Some very strong photos, though. In fact, the only thing that bugged me was the edit. Two things really struck me in what was otherwise a very strong collection of pictures.
One, the leaves detail. Very pretty, very graphic, but added absolutely no real info about the destination. It is a gorgeous little trap to use up one of the few visual bullets you have available to fire in this piece. You grab it, of course, in case you end up being short on pics and need a CYA.
But she wasn't short, and did not need it. In fact, that was my other problem -- duping the lady in the blue top with the dog. This is a final edit. I know you love both of your babies, but choose a favorite and chuck the other one. I'd lose the vertical, and it didn't even feel like a tough call.
Otherwise, I love the photos. Your scene setter allowed you to go simple and graphic with the others and get away with it. Very, very nice.
Highland Park, Los Angeles, USA
The winner for Assignment #4 is Allison Achauer.
I loved that she went all niche and limited the subject matter to a neighborhood. You'd think that would be too restrictive, right? But in my experience, when you are in need of some creativity the best way to spark it is to impose some rigid limitations. Fewer choices = more creative solutions.
The itinerary was killer. It really made me want to visit this neighborhood. She introduces us to several personalities -- real people -- and a funky art gallery along with food/drink/nightlife. But more to the point, her captions and itinerary significantly improved the experience of viewing her photos. Gold standard.
I felt at first that the photos were food/drink-heavy. But the package she wrote justified them as a valid roadmap to experience Highland Park. You remember how, in writing class, you could spout off just about any theory you wanted in a term paper, as long as you could back it up and defend it?
Exact same thing. We are communicators. It all counts.

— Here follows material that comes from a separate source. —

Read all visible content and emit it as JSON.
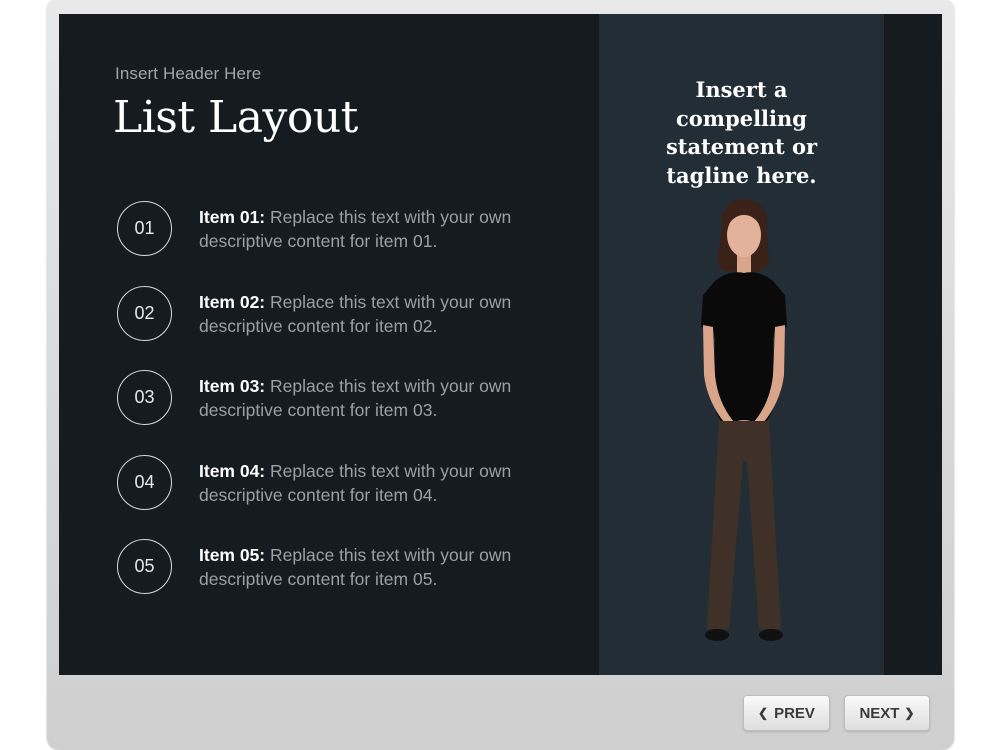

Nit pick: I could have lived without the soda bottle line-up photo. But in the context of multiculturalism of the neighborhood, it is completely defensible. Speaking of pictures, they are tough to see this small. Click the pic for her itinerary, which is a story in itself, and then click through to see some of those little postage stamps above are actually nice photos.
As a bonus, Allison reports that one of the outtakes was actually picked up by the LA Times to illustrate an interview with the subject. No surprise there.
And as far as I am concerned, I would have no problem assigning her to do the next "36 Hours In..." that was within driving distance.
Congrats to Allison Achauer, winner of the final Boot Camp 3 assignment. She wins:
• A Lighting in Layers Boxed DVD Set
• A LumoPro LP160 speedlight
• A new Honl Baby Bounce
• A new Honl CTO Kit
…plus some extra goodies thrown in for good measure.
Allison, please shoot me a Flickr mail with shipping address and we will get the booty on the its way.
You can see a slideshow of the entrants here. Make sure to click through to check out the information about some of the destinations, too. They will give you wanderlust.
And again, congrats to all of you who participated in not just this assignment but any or all of the others. I hope you had fun and learned something along the way. I know that I very much enjoyed viewing and editing your photos.
We'll have to do this again sometime.
New to Strobist? Start here | Or jump right to Lighting 101
Connect w/Strobist readers via: Words | Photos
Got a question? Hit me on Twitter: @Strobist
Save Money: Browse MPEX Weekly Strobist Deals